Environmental and scientific concerns
The Federal Opposition voiced concerns about the draft plan and environmental groups long worried about the Basin continued to protest. The influential Wentworth Group of Concerned Scientists abandoned negotiations and called for the plan to be withdrawn. The group declared that the revised plan would transfer $20 billion from the Australian community to irrigators while failing to deliver a healthy river system.
Riverina and Murray Regional Organisation of Councils (RAMROC) chairman Terry Hogan welcomed the withdrawal of the Wentworth Group and said he expected 'a more balanced outcome', as a result.
In November 2012 the Murray-Darling Basin Authority presented a final version of the Basin Plan to the Australian Government. It stipulated a return of at least 2750 gigalitres of surface water to Basin rivers and wetlands, mainly through the building of new, more efficient irrigation infrastructure.
The Commonwealth Parliament signed the revised Basin Plan into law on 22 November 2012.
A record of protest

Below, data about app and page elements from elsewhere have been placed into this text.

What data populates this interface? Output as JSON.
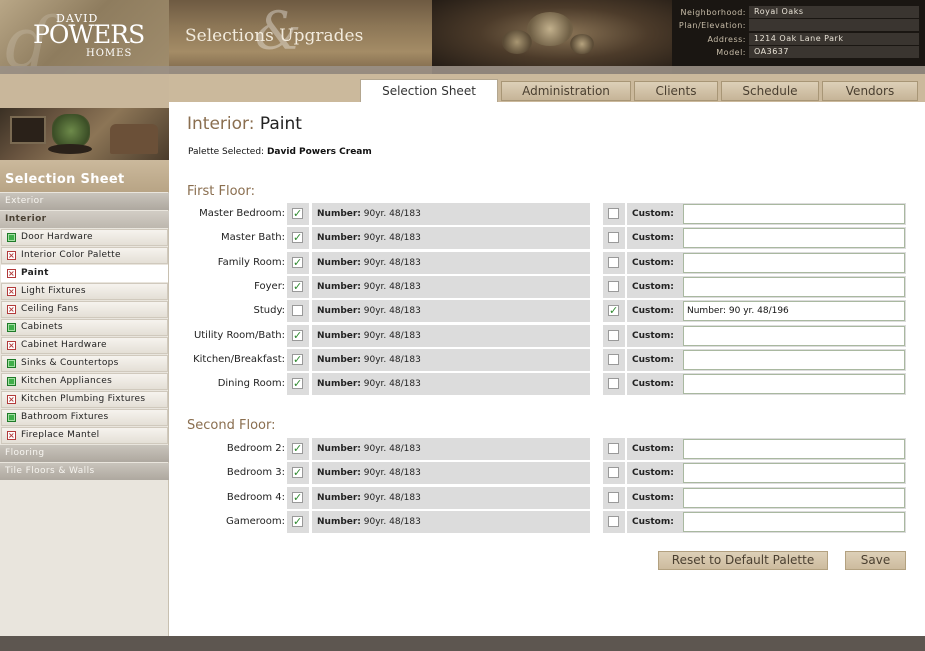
{
  "brand": {
    "line1": "DAVID",
    "line2": "POWERS",
    "line3": "HOMES"
  },
  "banner": {
    "title": "Selections  Upgrades",
    "amp": "&"
  },
  "info": [
    {
      "label": "Neighborhood:",
      "value": "Royal Oaks"
    },
    {
      "label": "Plan/Elevation:",
      "value": ""
    },
    {
      "label": "Address:",
      "value": "1214 Oak Lane Park"
    },
    {
      "label": "Model:",
      "value": "OA3637"
    }
  ],
  "tabs": [
    "Selection Sheet",
    "Administration",
    "Clients",
    "Schedule",
    "Vendors"
  ],
  "sidebar": {
    "heading": "Selection Sheet",
    "categories": {
      "exterior": "Exterior",
      "interior": "Interior",
      "flooring": "Flooring",
      "tile": "Tile Floors & Walls"
    },
    "items": [
      {
        "label": "Door Hardware",
        "status": "ok"
      },
      {
        "label": "Interior Color Palette",
        "status": "x"
      },
      {
        "label": "Paint",
        "status": "x"
      },
      {
        "label": "Light Fixtures",
        "status": "x"
      },
      {
        "label": "Ceiling Fans",
        "status": "x"
      },
      {
        "label": "Cabinets",
        "status": "ok"
      },
      {
        "label": "Cabinet Hardware",
        "status": "x"
      },
      {
        "label": "Sinks & Countertops",
        "status": "ok"
      },
      {
        "label": "Kitchen Appliances",
        "status": "ok"
      },
      {
        "label": "Kitchen Plumbing Fixtures",
        "status": "x"
      },
      {
        "label": "Bathroom Fixtures",
        "status": "ok"
      },
      {
        "label": "Fireplace Mantel",
        "status": "x"
      }
    ]
  },
  "main": {
    "title_prefix": "Interior: ",
    "title_page": "Paint",
    "palette_label": "Palette Selected: ",
    "palette_value": "David Powers Cream",
    "first_floor_title": "First Floor:",
    "second_floor_title": "Second Floor:",
    "number_label": "Number:",
    "custom_label": "Custom:",
    "check_glyph": "✓",
    "first_floor": [
      {
        "room": "Master Bedroom:",
        "std_checked": true,
        "number": "90yr. 48/183",
        "custom_checked": false,
        "custom": ""
      },
      {
        "room": "Master Bath:",
        "std_checked": true,
        "number": "90yr. 48/183",
        "custom_checked": false,
        "custom": ""
      },
      {
        "room": "Family Room:",
        "std_checked": true,
        "number": "90yr. 48/183",
        "custom_checked": false,
        "custom": ""
      },
      {
        "room": "Foyer:",
        "std_checked": true,
        "number": "90yr. 48/183",
        "custom_checked": false,
        "custom": ""
      },
      {
        "room": "Study:",
        "std_checked": false,
        "number": "90yr. 48/183",
        "custom_checked": true,
        "custom": "Number: 90 yr. 48/196"
      },
      {
        "room": "Utility Room/Bath:",
        "std_checked": true,
        "number": "90yr. 48/183",
        "custom_checked": false,
        "custom": ""
      },
      {
        "room": "Kitchen/Breakfast:",
        "std_checked": true,
        "number": "90yr. 48/183",
        "custom_checked": false,
        "custom": ""
      },
      {
        "room": "Dining Room:",
        "std_checked": true,
        "number": "90yr. 48/183",
        "custom_checked": false,
        "custom": ""
      }
    ],
    "second_floor": [
      {
        "room": "Bedroom 2:",
        "std_checked": true,
        "number": "90yr. 48/183",
        "custom_checked": false,
        "custom": ""
      },
      {
        "room": "Bedroom 3:",
        "std_checked": true,
        "number": "90yr. 48/183",
        "custom_checked": false,
        "custom": ""
      },
      {
        "room": "Bedroom 4:",
        "std_checked": true,
        "number": "90yr. 48/183",
        "custom_checked": false,
        "custom": ""
      },
      {
        "room": "Gameroom:",
        "std_checked": true,
        "number": "90yr. 48/183",
        "custom_checked": false,
        "custom": ""
      }
    ],
    "reset_label": "Reset to Default Palette",
    "save_label": "Save"
  }
}
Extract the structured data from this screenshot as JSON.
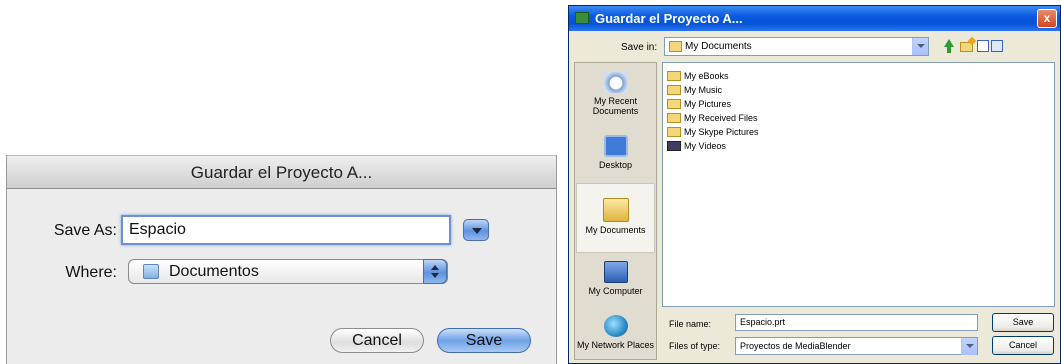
{
  "mac_dialog": {
    "title": "Guardar el Proyecto A...",
    "save_as_label": "Save As:",
    "save_as_value": "Espacio",
    "where_label": "Where:",
    "where_value": "Documentos",
    "cancel_label": "Cancel",
    "save_label": "Save"
  },
  "win_dialog": {
    "title": "Guardar el Proyecto A...",
    "close_glyph": "x",
    "save_in_label": "Save in:",
    "save_in_value": "My Documents",
    "places": [
      {
        "label": "My Recent Documents",
        "icon": "recent-documents-icon"
      },
      {
        "label": "Desktop",
        "icon": "desktop-icon"
      },
      {
        "label": "My Documents",
        "icon": "my-documents-icon",
        "selected": true
      },
      {
        "label": "My Computer",
        "icon": "my-computer-icon"
      },
      {
        "label": "My Network Places",
        "icon": "network-places-icon"
      }
    ],
    "files": [
      {
        "name": "My eBooks",
        "icon": "folder-icon"
      },
      {
        "name": "My Music",
        "icon": "folder-icon"
      },
      {
        "name": "My Pictures",
        "icon": "folder-icon"
      },
      {
        "name": "My Received Files",
        "icon": "folder-icon"
      },
      {
        "name": "My Skype Pictures",
        "icon": "folder-icon"
      },
      {
        "name": "My Videos",
        "icon": "video-folder-icon"
      }
    ],
    "file_name_label": "File name:",
    "file_name_value": "Espacio.prt",
    "files_of_type_label": "Files of type:",
    "files_of_type_value": "Proyectos de MediaBlender",
    "save_label": "Save",
    "cancel_label": "Cancel"
  }
}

The Murray-Darling Basin Authority acquisition builds on the Museum's collection of protest material. This includes the Bob Brown collection of material linked to Brown's environmental protests in Tasmania, the Kristina Tucker collection of protest clothing from the National Apology to Forgotten Australians and Former Child Migrants first anniversary protest in Canberra and a collection from the Movement Against Uranium Mining from the 1980s.